So you can probably tell by now that for the most part I really dig this figure. It is really well detailed and matches up well with the CGI model, and that's part of the problem when it comes to the head. The head is one of the most atrocious designs to ever come out of the Transformers line - ever. I remember once seeing some concept drawings in a Japanese book for a Transformer that would become an aerial vehicle and (I'm not kidding), a vampire like Count Dracula. Its head reminded me of "the Count" from Sesame Street and that head would have been a million times more elegant and refined than this head. And what amazes me is that for the first time ever in a Transformers toy, I find myself absoluely despising one element of design so much that it colors my perception of the rest of the figure. The head has two large, uneven "Garfield" type eyeballs with odd "Gremlins" like ears dangling on the side. There are two crests on the top of the head but they're uneven and bent to the sides. And then...ugh...he has two huge buck teeth. All I can keep thinking is "What on this Green Earth were they thinking with this design?!". After years of seeing the amazing and diverse range of heads the designers from Hasbro and Tomy have come up with, this is absolutely shocking and sad. I know that this head is mant to look "funny" but that never came across in the film and on a purely aesthetic level it looks like Skids fell out of the Ugly Tree and hit every branch on the way down - with his face.

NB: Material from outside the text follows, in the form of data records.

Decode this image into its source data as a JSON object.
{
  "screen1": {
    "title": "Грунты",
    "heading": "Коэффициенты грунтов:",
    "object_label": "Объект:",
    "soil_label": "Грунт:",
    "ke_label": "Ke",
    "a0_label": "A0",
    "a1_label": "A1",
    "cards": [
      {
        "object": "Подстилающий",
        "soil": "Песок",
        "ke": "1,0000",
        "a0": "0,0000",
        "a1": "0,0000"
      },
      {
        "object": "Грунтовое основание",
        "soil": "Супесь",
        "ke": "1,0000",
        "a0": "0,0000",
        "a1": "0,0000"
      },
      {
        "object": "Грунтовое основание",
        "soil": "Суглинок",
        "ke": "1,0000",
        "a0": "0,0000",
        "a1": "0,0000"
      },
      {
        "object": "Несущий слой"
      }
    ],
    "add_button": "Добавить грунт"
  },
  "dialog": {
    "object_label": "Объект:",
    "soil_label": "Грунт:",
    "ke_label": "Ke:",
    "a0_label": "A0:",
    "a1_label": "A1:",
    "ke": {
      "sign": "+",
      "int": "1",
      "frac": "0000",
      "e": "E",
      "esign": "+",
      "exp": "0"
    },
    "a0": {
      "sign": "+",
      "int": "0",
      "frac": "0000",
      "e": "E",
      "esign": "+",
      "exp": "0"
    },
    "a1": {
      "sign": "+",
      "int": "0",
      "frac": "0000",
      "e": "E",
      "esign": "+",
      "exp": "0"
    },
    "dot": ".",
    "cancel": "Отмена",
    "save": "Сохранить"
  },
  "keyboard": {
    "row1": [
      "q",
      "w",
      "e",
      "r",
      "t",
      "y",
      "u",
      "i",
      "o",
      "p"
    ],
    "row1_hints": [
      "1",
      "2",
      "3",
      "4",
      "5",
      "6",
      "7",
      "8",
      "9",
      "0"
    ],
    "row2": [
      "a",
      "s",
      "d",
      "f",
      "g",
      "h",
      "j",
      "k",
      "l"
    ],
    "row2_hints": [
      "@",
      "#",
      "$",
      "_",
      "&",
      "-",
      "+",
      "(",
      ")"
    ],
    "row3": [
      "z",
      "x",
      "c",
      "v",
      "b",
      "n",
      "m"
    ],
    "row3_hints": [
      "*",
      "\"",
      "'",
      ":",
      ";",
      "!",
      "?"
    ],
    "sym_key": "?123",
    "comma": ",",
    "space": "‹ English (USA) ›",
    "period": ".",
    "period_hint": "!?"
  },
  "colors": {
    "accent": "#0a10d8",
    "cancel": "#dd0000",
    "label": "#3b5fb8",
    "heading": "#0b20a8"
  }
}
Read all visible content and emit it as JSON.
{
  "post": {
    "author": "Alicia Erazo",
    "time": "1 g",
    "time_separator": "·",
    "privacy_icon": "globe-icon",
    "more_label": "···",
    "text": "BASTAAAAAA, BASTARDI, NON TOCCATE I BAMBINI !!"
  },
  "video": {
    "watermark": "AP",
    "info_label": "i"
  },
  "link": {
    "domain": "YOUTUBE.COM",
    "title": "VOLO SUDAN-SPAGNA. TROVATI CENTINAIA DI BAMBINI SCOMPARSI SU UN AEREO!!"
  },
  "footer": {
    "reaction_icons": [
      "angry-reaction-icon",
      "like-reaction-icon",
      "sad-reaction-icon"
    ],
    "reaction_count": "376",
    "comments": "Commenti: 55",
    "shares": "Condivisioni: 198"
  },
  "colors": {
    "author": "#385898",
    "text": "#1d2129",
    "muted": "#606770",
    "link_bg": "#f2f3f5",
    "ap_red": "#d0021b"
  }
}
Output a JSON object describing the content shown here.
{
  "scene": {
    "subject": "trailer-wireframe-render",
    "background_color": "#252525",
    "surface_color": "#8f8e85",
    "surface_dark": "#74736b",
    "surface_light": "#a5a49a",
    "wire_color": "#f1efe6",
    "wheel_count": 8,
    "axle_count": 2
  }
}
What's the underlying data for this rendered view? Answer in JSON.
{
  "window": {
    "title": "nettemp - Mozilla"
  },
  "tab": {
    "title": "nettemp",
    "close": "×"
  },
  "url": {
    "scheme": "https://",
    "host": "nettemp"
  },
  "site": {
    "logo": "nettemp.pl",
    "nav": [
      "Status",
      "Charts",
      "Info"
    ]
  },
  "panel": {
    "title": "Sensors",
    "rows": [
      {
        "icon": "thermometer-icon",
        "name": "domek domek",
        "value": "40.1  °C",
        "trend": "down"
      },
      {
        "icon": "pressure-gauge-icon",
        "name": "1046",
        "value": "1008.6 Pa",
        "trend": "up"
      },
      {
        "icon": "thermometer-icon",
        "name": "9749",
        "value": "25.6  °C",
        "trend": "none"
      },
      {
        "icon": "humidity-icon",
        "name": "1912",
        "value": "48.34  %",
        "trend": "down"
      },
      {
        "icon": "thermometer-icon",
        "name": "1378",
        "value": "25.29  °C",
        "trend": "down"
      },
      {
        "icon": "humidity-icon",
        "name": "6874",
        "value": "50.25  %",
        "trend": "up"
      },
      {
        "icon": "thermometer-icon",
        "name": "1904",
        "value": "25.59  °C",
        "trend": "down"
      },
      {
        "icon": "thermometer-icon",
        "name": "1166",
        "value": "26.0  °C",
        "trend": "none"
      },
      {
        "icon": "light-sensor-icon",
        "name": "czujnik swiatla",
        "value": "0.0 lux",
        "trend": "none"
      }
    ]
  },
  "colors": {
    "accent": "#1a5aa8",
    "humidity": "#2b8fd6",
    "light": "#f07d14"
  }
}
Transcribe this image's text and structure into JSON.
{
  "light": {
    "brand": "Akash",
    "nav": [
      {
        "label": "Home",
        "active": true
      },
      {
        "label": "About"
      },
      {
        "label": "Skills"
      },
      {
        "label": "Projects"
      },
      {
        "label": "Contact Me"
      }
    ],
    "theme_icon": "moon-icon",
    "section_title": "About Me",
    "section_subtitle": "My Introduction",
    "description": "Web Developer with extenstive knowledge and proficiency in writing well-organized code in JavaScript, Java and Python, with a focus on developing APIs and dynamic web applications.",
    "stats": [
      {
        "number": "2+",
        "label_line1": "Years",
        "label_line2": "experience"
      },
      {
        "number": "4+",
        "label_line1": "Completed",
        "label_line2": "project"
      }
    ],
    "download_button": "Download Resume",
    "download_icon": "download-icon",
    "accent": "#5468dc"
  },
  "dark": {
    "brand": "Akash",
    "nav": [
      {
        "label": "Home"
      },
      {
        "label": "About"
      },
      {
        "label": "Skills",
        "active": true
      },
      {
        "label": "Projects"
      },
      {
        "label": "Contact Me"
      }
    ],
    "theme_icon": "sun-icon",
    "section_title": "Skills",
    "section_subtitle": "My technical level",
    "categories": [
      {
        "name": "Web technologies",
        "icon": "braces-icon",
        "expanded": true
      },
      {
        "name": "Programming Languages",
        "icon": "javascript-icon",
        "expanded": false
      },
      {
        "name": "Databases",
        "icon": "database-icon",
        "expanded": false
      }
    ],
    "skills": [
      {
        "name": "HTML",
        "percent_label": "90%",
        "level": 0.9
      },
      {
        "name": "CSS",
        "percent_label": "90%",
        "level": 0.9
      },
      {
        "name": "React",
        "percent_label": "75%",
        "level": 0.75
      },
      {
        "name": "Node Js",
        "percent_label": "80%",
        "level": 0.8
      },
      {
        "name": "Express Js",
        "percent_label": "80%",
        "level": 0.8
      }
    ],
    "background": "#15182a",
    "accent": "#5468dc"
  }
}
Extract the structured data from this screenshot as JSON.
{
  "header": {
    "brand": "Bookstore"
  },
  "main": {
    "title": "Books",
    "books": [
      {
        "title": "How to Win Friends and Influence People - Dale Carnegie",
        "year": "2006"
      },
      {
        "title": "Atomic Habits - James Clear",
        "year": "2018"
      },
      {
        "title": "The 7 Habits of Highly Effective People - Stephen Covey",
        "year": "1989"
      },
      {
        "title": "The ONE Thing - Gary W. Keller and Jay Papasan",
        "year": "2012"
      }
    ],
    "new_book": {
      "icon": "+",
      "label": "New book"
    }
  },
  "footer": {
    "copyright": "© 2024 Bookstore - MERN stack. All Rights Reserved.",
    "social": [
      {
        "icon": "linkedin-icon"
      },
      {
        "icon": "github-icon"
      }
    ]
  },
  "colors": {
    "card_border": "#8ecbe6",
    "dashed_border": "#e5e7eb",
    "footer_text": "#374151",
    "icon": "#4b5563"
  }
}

Skids is cast in grey plastic. Neon green, silver, gold, red and two shades of blue are used for detailing. Most of the detail is done in silver, which is used on his arms, legs and for the gun on his arm. Gold is used for alternate details including the artillery band on his gun and the sides of his hips. His eyes and headlights are light blue whereas small details on his chest are a darker metallic blue. Somehow the designers resisted the urge to paint on of his buck teeth gold, which I think we can thank the benefits of cost savings for rather than anything resembling good taste.

Skids has twenty points of articulation, including four in each arm and leg. The articulation also includes the ability for the two halves of his chest to move on ball joints, allowing his arms to be positioned a bit wider than you would otherwise.

Final Thoughts:
The sad part about the way I'm rating this figure is that for the most part, it's actually a really good figure. But then you take the head sculpt into account and it feels like someone got to the last detail of this toy and just threw their hands up and gave up. I'm so disappointed that I really can't recommend anyone spending $11.99 or more on this, especially when the thing doesn't even transform. If you must own Skids, I'd recommend the transforming deluxe version instead. One caveat I will throw out there is that if you are a kitbasher and want to replace the head, this is a cool body to do it with and the head pops off easily since it's on a ball joint. If that's why you want this figure, then I do recommend it.